Yet with the volume of reporting requests having increased at least three-fold over the past 18 months, according to many fund administration and investor relations professionals, how can GPs proactively take the issue in hand, rather than merely reacting to ad-hoc phone calls from investors?

For Stecher, Alvarado and Winterfield, highlighting portfolio and asset-level risks upfront are key. “I need a GP to give me the numbers so I can value the fund interest on my own, but I also need a GP to tell me where the risks are on an aggregated basis,” says Stecher.

Alongside property income, cash flow, occupancy and projected IRRs, capital calls and distributions, LPs are also keen to see information about concentration of risks, according to property type, geography, and even tenant-ratings. But it is gaining access to comprehensive asset and portfolio-level debt schedules that is the number one concern for most LPs.

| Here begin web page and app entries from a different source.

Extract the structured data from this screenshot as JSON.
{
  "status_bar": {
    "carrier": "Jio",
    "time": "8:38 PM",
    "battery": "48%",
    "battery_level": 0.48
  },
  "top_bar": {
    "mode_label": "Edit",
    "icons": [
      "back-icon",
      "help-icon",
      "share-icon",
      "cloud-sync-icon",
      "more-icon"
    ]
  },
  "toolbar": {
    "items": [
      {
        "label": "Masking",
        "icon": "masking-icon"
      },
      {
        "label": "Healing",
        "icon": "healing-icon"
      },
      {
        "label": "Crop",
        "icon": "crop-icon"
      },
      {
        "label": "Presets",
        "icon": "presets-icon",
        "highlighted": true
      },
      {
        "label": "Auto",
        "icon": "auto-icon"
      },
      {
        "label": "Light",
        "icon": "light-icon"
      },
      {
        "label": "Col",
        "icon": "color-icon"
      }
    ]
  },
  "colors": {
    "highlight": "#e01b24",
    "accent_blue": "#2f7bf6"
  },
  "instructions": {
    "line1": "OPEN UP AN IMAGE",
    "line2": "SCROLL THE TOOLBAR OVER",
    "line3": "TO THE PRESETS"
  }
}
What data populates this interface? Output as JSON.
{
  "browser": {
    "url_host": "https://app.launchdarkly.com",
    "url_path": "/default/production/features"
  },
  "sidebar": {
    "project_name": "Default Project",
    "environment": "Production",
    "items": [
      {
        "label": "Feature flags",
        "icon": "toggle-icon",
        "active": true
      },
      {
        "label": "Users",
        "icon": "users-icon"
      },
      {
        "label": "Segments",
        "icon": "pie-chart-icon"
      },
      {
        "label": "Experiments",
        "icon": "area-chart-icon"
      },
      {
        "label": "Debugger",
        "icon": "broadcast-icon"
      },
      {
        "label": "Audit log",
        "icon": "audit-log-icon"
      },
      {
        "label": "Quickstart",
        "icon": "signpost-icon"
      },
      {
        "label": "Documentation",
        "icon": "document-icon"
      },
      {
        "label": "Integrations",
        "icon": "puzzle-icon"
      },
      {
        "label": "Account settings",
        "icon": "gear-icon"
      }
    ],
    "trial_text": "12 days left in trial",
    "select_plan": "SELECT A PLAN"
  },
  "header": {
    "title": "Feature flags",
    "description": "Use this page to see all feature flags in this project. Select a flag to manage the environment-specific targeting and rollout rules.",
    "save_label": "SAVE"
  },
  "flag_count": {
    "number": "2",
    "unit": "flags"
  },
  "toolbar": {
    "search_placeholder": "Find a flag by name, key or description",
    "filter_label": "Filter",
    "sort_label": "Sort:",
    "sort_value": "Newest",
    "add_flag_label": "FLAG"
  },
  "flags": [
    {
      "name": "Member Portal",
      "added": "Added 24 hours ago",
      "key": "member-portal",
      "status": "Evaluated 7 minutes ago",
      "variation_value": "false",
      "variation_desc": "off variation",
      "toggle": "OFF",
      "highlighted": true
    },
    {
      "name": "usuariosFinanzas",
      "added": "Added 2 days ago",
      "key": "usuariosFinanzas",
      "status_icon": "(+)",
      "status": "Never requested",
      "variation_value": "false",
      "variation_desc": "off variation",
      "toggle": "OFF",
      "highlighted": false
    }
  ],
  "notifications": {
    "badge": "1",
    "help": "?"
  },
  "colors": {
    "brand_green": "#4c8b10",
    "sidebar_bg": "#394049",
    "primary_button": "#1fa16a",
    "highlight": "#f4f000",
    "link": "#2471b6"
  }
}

“Debt maturities have been a big issue in the last couple of years and something we jumped on two and a half years ago,” says Alvarado. “LPs need to understand the underlying risk of the asset, we want to know the counterparty risk, the loan-to-value, the extension options, the covenants and what the triggers are. What are the refinancing risks and debt service coverage?

“Getting the information below the portfolio level is an evolutionary process and many GPs are now getting ahead of things,” adds Alvarado, who manages a $2 billion real estate equity portfolio, comprising 90 real estate fund investments. “For Allstate, providing such information will be part of the rules of us doing business with a fund.”

Real standards

One of the challenges facing GPs and LPs alike, though, is the lack of industry standards when it comes to reporting. Unlike other asset classes such as equities and fixed income, there are no agreed metrics when it comes to reporting on private equity real estate funds. Indeed, there is not even an agreed standard on what should be contained in an LP report, or even in summaries provided to LP consultants.

That leaves GPs in the position of guessing, surveying and learning by experience, what their LPs want from their quarterly reports, and responding to LPs individually when queries come in. The effort on the part of the GP is essential to being a fiduciary and good partner, says Stephanie Power, founder of investment firm Marley Real Estate Capital and a former senior executive with UrbanAmerica.

“It would be a win-win for everyone if the industry came to a consensus regarding best practices. But in the absence of standards, a GP needs to create a reporting package that anticipates the needs of its LPs – a one page summary, a written detailed discussion of the period’s activity and a drill down to detailed metrics at the fund, portfolio and property level,” says Power.

Alvarado, also a committee member of the Pension Real Estate Association (PREA) plan sponsor committee, says there is “movement” towards trying to introduce industry-wide reporting standards, with PREA building on the work that the Institutional Limited Partners’ Association – which introduced its own guidelines for the private equity asset class – has done.

But as he notes: “All LPs want a certain level of detail, however what is an appropriate level of detail?” In providing even more information, do GPs also risk generating even more questions in response.

Alvarado cautions a more macro-view of the real estate asset class, when debating the reporting demands emanating from plan sponsor real estate managers. “Investment staff are being asked to do a lot more today than couple of years ago by their own chief investment officers,” he says.

With asset allocation models being run on an almost “continuous basis”, Alvarado says portfolio managers need to be able to assess the impact of inflation, deflation, GDP growth (or lack of) and a multitude of other scenarios on a real estate portfolio. Access to the underlying portfolio (and asset) information is essential for such forecasts. Without it, uncertainty over risks remain, which for Alvarado doesn’t help real estate as an asset class.

“If I cannot tell my CIO what the risks are in real estate compared to equities, fixed income, private equity, when there is capital for investment, where do you think the investments are going to go?” he stresses. “It’s a detriment to our evolution as an asset class not having that level of risk reporting.”